Listing 3.7  ex37.htm  An Example of JavaScript's Text Events

<HTML>
<HEAD>
<TITLE>A Literary Exercise</TITLE>
<SCRIPT LANGUAGE="JavaScript">
<!-
function hasE() {                    // complain if there is an e
     var thestr = document.myform.mytarea.value; // 2; get textarea value
     var uthestr = thestr.toLowerCase();     // 3; convert to lowercase
     if ( uthestr == "" ) {               // 4; no entry
          return;                    // 5; just return
     }
     if ( uthestr.indexOf("e") >= 0 ) {      // 7; found an 'e'
          alert("Alors! You've got an E in there!");      // 8; failed
     } else {
          if ( uthestr.length <= 20 ) {
               alert("Nice try, but too brief");     // 11; too short
          } else {
               alert("Congratulations!");          // 13; succeeded
          }
     }
}
<!- end script ->
</SCRIPT>
</HEAD>
<BODY>
<P>The novel <I>A Void</I> does not contain a single &quote&quot.<BR>
Can you create a sentence without one?</P>
<HR>
<FORM NAME="myform" METHOD="POST" ACTION="mailto:me@myhost.com">
<TEXTAREA NAME="mytarea" ROWS="5" COLUMNS="80" onBlur="hasE()">
</TEXTAREA>
</FORM>
<HR>
</BODY>
</HTML>

The modulus operandi of this example should be becoming familiar to you now. If the user types or clicks in the textarea nothing happens. When he leaves the textarea and clicks elsewhere a blur event is generated and the handler function hasE invoked. This function gets the contents of the textarea into a local variable named thestr (in statement 2) and then uses one of the string functions to convert it to lowercase (statement 3). This saves a little time, as the function won't have to test for the presence of both e and E. The new lowercase string uthestr is tested against the empty string in statement 4. If there is no text the function returns without complaint.

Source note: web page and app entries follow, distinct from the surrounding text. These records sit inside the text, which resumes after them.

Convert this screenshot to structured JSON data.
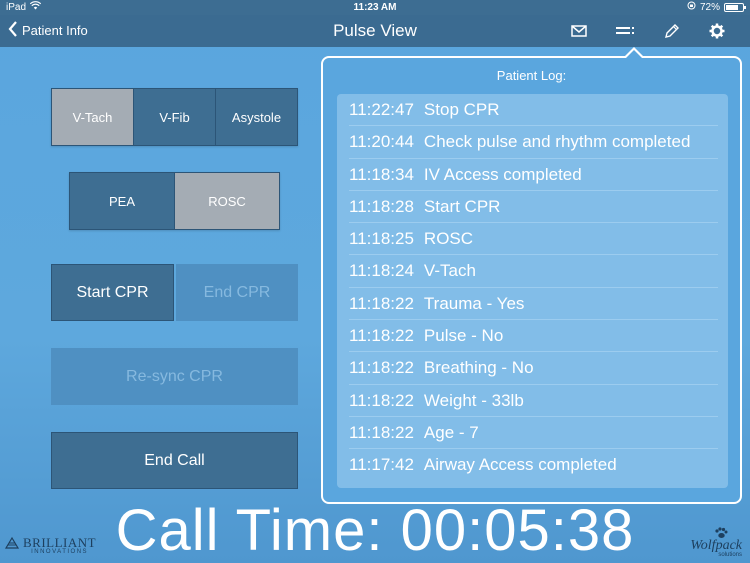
{
  "status_bar": {
    "device": "iPad",
    "time": "11:23 AM",
    "battery": "72%",
    "battery_level": 0.72
  },
  "nav": {
    "back_label": "Patient Info",
    "title": "Pulse View",
    "icons": [
      "mail-icon",
      "list-icon",
      "pencil-icon",
      "gear-icon"
    ]
  },
  "rhythm_buttons": {
    "vtach": "V-Tach",
    "vfib": "V-Fib",
    "asystole": "Asystole",
    "pea": "PEA",
    "rosc": "ROSC"
  },
  "cpr_buttons": {
    "start": "Start CPR",
    "end": "End CPR",
    "resync": "Re-sync CPR",
    "end_call": "End Call"
  },
  "log": {
    "title": "Patient Log:",
    "entries": [
      {
        "time": "11:22:47",
        "event": "Stop CPR"
      },
      {
        "time": "11:20:44",
        "event": "Check pulse and rhythm completed"
      },
      {
        "time": "11:18:34",
        "event": "IV Access completed"
      },
      {
        "time": "11:18:28",
        "event": "Start CPR"
      },
      {
        "time": "11:18:25",
        "event": "ROSC"
      },
      {
        "time": "11:18:24",
        "event": "V-Tach"
      },
      {
        "time": "11:18:22",
        "event": "Trauma - Yes"
      },
      {
        "time": "11:18:22",
        "event": "Pulse - No"
      },
      {
        "time": "11:18:22",
        "event": "Breathing - No"
      },
      {
        "time": "11:18:22",
        "event": "Weight - 33lb"
      },
      {
        "time": "11:18:22",
        "event": "Age - 7"
      },
      {
        "time": "11:17:42",
        "event": "Airway Access completed"
      }
    ]
  },
  "call_time": "Call Time: 00:05:38",
  "logos": {
    "left_name": "BRILLIANT",
    "left_sub": "INNOVATIONS",
    "right_name": "Wolfpack",
    "right_sub": "solutions"
  },
  "colors": {
    "background": "#5aa6de",
    "navbar": "#3b6b91",
    "button_dark": "#3e6e92",
    "button_selected": "#a4acb4",
    "log_panel": "#82bde8"
  }
}
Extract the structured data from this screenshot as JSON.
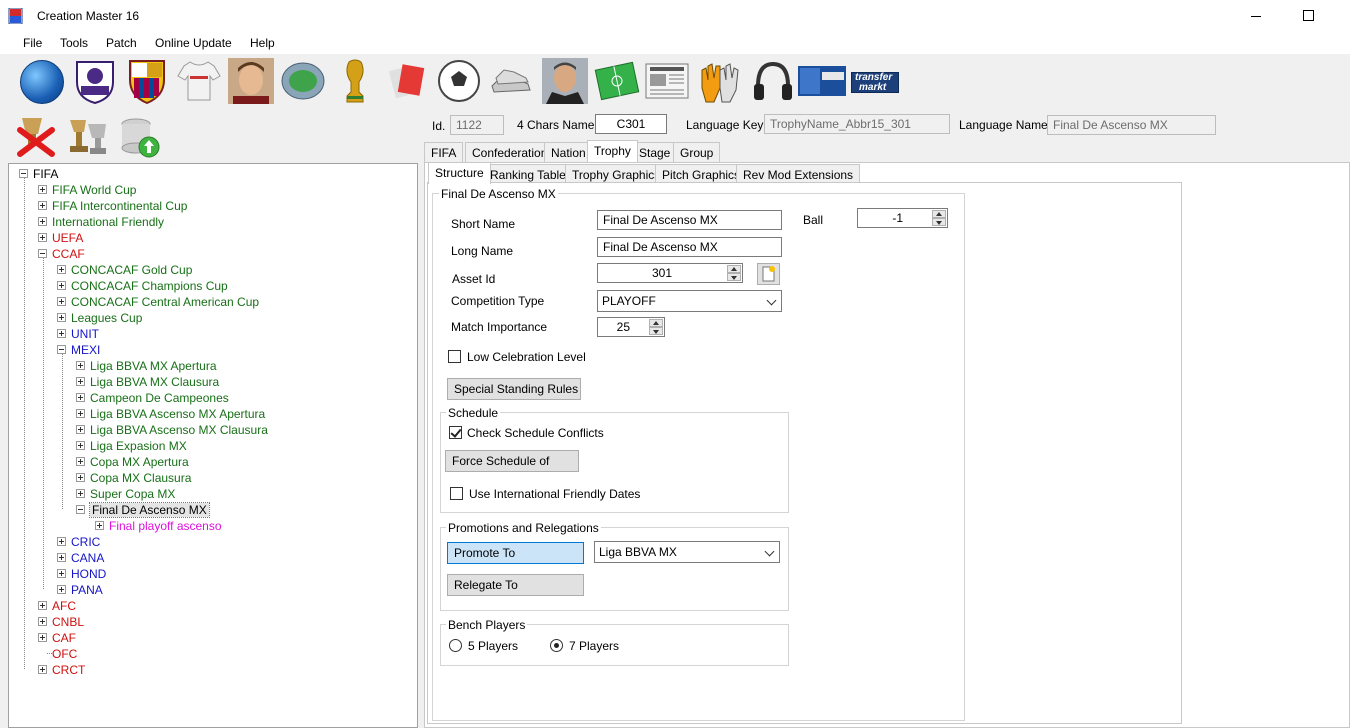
{
  "window": {
    "title": "Creation Master 16"
  },
  "menu": [
    "File",
    "Tools",
    "Patch",
    "Online Update",
    "Help"
  ],
  "toolbar_icons": [
    "globe-icon",
    "premier-league-icon",
    "fc-barcelona-icon",
    "jersey-icon",
    "player-face-icon",
    "stadium-icon",
    "world-cup-trophy-icon",
    "referee-cards-icon",
    "football-icon",
    "boots-icon",
    "manager-face-icon",
    "pitch-icon",
    "newspaper-icon",
    "goalkeeper-gloves-icon",
    "headphones-icon",
    "fifa-cover-icon",
    "transfermarkt-icon"
  ],
  "transfermarkt_text": [
    "transfer",
    "markt"
  ],
  "header": {
    "id_label": "Id.",
    "id_value": "1122",
    "chars_label": "4 Chars Name",
    "chars_value": "C301",
    "lang_key_label": "Language Key",
    "lang_key_value": "TrophyName_Abbr15_301",
    "lang_name_label": "Language Name",
    "lang_name_value": "Final De Ascenso MX"
  },
  "tabs": [
    "FIFA",
    "Confederation",
    "Nation",
    "Trophy",
    "Stage",
    "Group"
  ],
  "subtabs": [
    "Structure",
    "Ranking Table",
    "Trophy Graphics",
    "Pitch Graphics",
    "Rev Mod Extensions"
  ],
  "tree": {
    "root": "FIFA",
    "items": [
      {
        "label": "FIFA World Cup",
        "color": "#177017"
      },
      {
        "label": "FIFA Intercontinental Cup",
        "color": "#177017"
      },
      {
        "label": "International Friendly",
        "color": "#177017"
      },
      {
        "label": "UEFA",
        "color": "#d01010"
      },
      {
        "label": "CCAF",
        "color": "#d01010"
      },
      {
        "label": "CONCACAF Gold Cup",
        "color": "#177017"
      },
      {
        "label": "CONCACAF Champions Cup",
        "color": "#177017"
      },
      {
        "label": "CONCACAF Central American Cup",
        "color": "#177017"
      },
      {
        "label": "Leagues Cup",
        "color": "#177017"
      },
      {
        "label": "UNIT",
        "color": "#1414c8"
      },
      {
        "label": "MEXI",
        "color": "#1414c8"
      },
      {
        "label": "Liga BBVA MX Apertura",
        "color": "#177017"
      },
      {
        "label": "Liga BBVA MX Clausura",
        "color": "#177017"
      },
      {
        "label": "Campeon De Campeones",
        "color": "#177017"
      },
      {
        "label": "Liga BBVA Ascenso MX Apertura",
        "color": "#177017"
      },
      {
        "label": "Liga BBVA Ascenso MX  Clausura",
        "color": "#177017"
      },
      {
        "label": "Liga Expasion MX",
        "color": "#177017"
      },
      {
        "label": "Copa MX Apertura",
        "color": "#177017"
      },
      {
        "label": "Copa MX Clausura",
        "color": "#177017"
      },
      {
        "label": "Super Copa MX",
        "color": "#177017"
      },
      {
        "label": "Final De Ascenso MX",
        "color": "#000000"
      },
      {
        "label": "Final playoff ascenso",
        "color": "#dd11dd"
      },
      {
        "label": "CRIC",
        "color": "#1414c8"
      },
      {
        "label": "CANA",
        "color": "#1414c8"
      },
      {
        "label": "HOND",
        "color": "#1414c8"
      },
      {
        "label": "PANA",
        "color": "#1414c8"
      },
      {
        "label": "AFC",
        "color": "#d01010"
      },
      {
        "label": "CNBL",
        "color": "#d01010"
      },
      {
        "label": "CAF",
        "color": "#d01010"
      },
      {
        "label": "OFC",
        "color": "#d01010"
      },
      {
        "label": "CRCT",
        "color": "#d01010"
      }
    ]
  },
  "structure": {
    "group_title": "Final De Ascenso MX",
    "short_name_label": "Short Name",
    "short_name_value": "Final De Ascenso MX",
    "long_name_label": "Long Name",
    "long_name_value": "Final De Ascenso MX",
    "asset_id_label": "Asset Id",
    "asset_id_value": "301",
    "comp_type_label": "Competition Type",
    "comp_type_value": "PLAYOFF",
    "match_importance_label": "Match Importance",
    "match_importance_value": "25",
    "ball_label": "Ball",
    "ball_value": "-1",
    "low_celebration_label": "Low Celebration Level",
    "low_celebration_checked": false,
    "special_standing_button": "Special Standing Rules",
    "schedule": {
      "title": "Schedule",
      "check_conflicts_label": "Check Schedule Conflicts",
      "check_conflicts_checked": true,
      "force_button": "Force Schedule of",
      "intl_dates_label": "Use International Friendly Dates",
      "intl_dates_checked": false
    },
    "promotions": {
      "title": "Promotions and Relegations",
      "promote_button": "Promote To",
      "promote_value": "Liga BBVA MX",
      "relegate_button": "Relegate To"
    },
    "bench": {
      "title": "Bench Players",
      "opt5": "5 Players",
      "opt7": "7 Players",
      "selected": "7 Players"
    }
  }
}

If there is some text, but it has an e the user is reprimanded in statement 8. If there is no e but the text has less than 20 characters the user is encouraged to try a more ambitious work in statement 11. If the text is long enough and has no e then the user is praised in statement 13. Of course, there is nothing preventing the user from entering gibberish such as zzzzzzzzzzzzzzzzzzzzzzzzz and being congratulated anyway. Much more sophisticated checking would be necessary to ensure that the input was actually a sentence.